That is what I remember most about my days as a student at Stonehill. I had had tremendous teachers. Not people who published and focused on their own careers, but professors who worked with us. Doctor Burns never came to class without articles cut out of journals that he directed to specific students because he knew their interests. Father Lockery insisted that we learn science if we were to have any credibility in our world, and he bent over backwards to make it possible for us to do so. Professor Cleary overwhelmed us with so much historical material, that if we stopped to blow our nose, as one student put it, we missed a century. Professor Wiles made us understand the role of finances in every decision, and Father Keena was adamant about the importance of writing clearly, if not eloquently.
Spirit of Stonehill's Faculty
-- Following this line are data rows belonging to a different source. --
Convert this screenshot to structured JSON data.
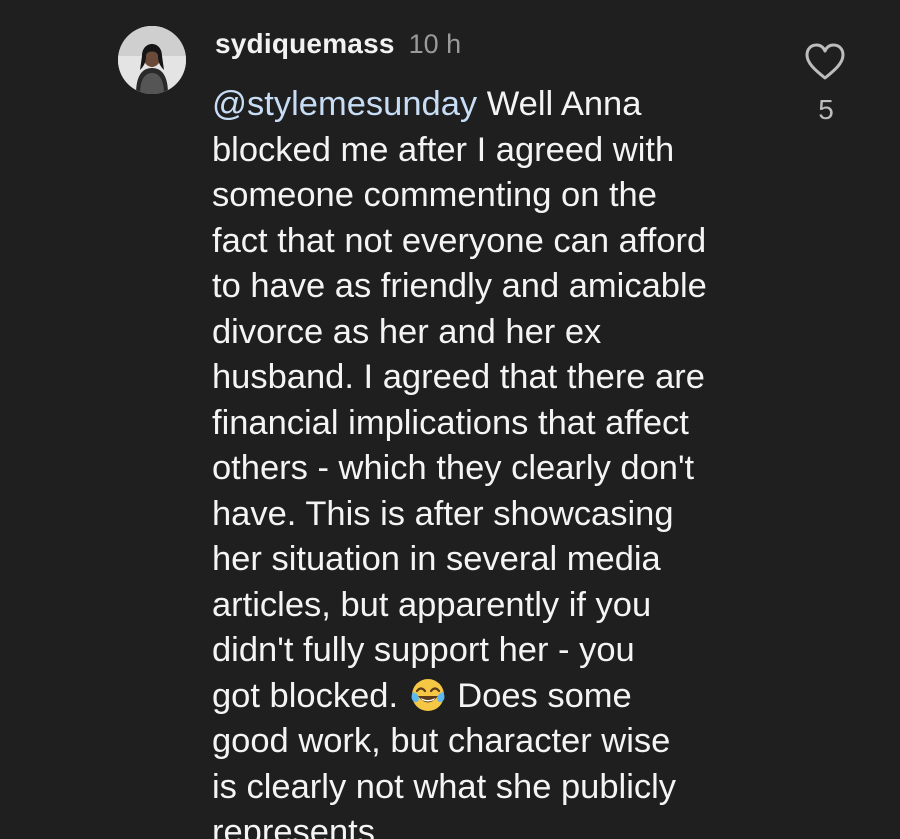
{
  "comment": {
    "username": "sydiquemass",
    "timestamp": "10 h",
    "mention": "@stylemesunday",
    "lines": [
      " Well Anna",
      "blocked me after I agreed with",
      "someone commenting on the",
      "fact that not everyone can afford",
      "to have as friendly and amicable",
      "divorce as her and her ex",
      "husband. I agreed that there are",
      "financial implications that affect",
      "others - which they clearly don't",
      "have. This is after showcasing",
      "her situation in several media",
      "articles, but apparently if you",
      "didn't fully support her - you"
    ],
    "emoji_line_before": "got blocked. ",
    "emoji_name": "tears-of-joy-icon",
    "emoji_line_after": " Does some",
    "tail_lines": [
      "good work, but character wise",
      "is clearly not what she publicly",
      "represents."
    ],
    "like_icon": "heart-outline-icon",
    "like_count": "5"
  },
  "colors": {
    "background": "#1f1f1f",
    "text": "#f4f4f4",
    "mention": "#c7ddf5",
    "muted": "#9a9a9a"
  }
}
When I returned to Stonehill after grad school as a member of the faculty, the same spirit was still alive. Frank Ryan and Chet Raymo were talking about Heuristic Studies; Nancy Carrigg was holding seminars on Heidegger in her home; Bob Goulet led the Gouletians who argued over critical theory in the faculty room; and Jim Kenneally was insisting that we take Women’s History seriously. The students closed down the College in protest over the Vietnam War and held “teach- ins” at which they debated American Foreign Policy.
Boston’s Channel Five reported the News at Five O’Clock at which the reporter spoke of his amazement at the heated debates that he witnessed at Stonehill. “A student rose and spoke passionately against the war, and the entire student body applauded; then another student rose and spoke passionately in defense of the war, and the entire student body applauded.” He had never seen such affable yet articulate students. Bill Braun, Assistant Dean of Students, founded the Living Learning Center at the seminary on the edge of campus where “The Making of the Person,” the motto on the flags that now line the roads at Stonehill, was taken very seriously. The years went by, and I never noticed.
Then and Now
Now, when I drive onto campus, I cannot miss the College. In every direction I look, it is everywhere around me. Where once there were only woods, swamps, un-mowed fields and our milking shed, there are now beautiful buildings that express a coherent style. I am in a daze as I walk around campus aware of what was then and is now. If anyone had said to me that first morning that I crawled in the grass at the foot of the hill to avoid Father Boland’s wrath, “look around, in seventy years this entire estate will be covered with seventy buildings,“ I would not have believed it. I am happy that I did not believe the doctor who thought it would be better to seek a future in a place with greater promise. So now I wonder what the next seventy years will bring. Will our hundreds of acres be enough to hold it all? I confess to exaggeration, but when you are dazed you get that way.